++++ Source records
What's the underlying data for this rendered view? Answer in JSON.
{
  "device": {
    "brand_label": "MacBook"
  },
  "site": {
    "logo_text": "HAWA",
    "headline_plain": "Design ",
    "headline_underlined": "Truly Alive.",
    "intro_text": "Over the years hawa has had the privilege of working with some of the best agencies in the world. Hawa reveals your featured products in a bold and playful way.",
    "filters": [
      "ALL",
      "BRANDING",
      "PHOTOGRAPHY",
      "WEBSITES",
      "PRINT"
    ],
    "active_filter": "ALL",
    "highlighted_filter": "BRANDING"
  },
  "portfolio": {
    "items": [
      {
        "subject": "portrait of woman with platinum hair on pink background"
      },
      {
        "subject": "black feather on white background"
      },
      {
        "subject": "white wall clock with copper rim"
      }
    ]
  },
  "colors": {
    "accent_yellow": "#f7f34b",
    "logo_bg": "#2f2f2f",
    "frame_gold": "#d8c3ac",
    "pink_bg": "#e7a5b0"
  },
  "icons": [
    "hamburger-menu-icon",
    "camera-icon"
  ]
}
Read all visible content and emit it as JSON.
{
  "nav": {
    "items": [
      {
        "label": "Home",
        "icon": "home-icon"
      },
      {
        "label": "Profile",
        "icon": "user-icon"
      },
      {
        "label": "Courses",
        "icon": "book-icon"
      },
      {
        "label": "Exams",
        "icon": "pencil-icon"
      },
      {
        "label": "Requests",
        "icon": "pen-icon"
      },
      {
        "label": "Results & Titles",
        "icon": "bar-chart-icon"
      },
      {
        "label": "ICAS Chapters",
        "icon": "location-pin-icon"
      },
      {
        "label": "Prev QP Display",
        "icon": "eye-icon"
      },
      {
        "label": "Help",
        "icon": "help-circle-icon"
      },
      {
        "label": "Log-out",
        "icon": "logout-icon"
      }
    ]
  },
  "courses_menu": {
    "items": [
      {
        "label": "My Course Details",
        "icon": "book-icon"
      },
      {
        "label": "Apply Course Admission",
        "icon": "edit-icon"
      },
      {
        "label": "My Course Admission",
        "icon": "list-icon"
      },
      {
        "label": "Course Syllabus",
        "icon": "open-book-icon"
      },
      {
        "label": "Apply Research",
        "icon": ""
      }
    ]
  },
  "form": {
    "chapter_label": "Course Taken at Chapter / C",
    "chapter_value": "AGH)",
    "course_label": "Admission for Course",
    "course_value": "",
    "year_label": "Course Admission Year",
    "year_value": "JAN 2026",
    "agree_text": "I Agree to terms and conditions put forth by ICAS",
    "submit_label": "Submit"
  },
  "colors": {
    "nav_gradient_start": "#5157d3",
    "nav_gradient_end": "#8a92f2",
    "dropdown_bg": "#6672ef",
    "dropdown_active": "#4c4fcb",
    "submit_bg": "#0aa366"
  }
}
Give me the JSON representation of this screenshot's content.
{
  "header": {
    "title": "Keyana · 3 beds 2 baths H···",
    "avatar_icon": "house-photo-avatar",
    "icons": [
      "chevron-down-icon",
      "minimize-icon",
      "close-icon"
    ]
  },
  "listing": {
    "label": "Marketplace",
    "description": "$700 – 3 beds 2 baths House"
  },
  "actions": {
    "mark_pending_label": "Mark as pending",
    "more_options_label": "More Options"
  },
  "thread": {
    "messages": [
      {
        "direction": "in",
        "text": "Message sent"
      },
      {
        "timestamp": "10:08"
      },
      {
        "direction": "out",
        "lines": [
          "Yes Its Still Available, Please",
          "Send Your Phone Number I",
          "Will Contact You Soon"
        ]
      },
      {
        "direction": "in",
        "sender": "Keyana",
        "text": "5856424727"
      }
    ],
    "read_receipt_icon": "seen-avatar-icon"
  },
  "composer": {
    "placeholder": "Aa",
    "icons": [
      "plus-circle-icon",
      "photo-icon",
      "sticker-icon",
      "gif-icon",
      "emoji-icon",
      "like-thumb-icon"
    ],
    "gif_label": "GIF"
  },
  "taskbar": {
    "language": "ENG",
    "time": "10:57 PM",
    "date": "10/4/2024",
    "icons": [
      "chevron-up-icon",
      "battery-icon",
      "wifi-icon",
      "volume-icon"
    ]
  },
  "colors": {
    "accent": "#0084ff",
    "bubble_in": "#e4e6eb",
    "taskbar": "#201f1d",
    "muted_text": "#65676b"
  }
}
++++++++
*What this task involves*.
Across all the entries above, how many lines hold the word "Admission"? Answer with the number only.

*Solution to the exercise*.
4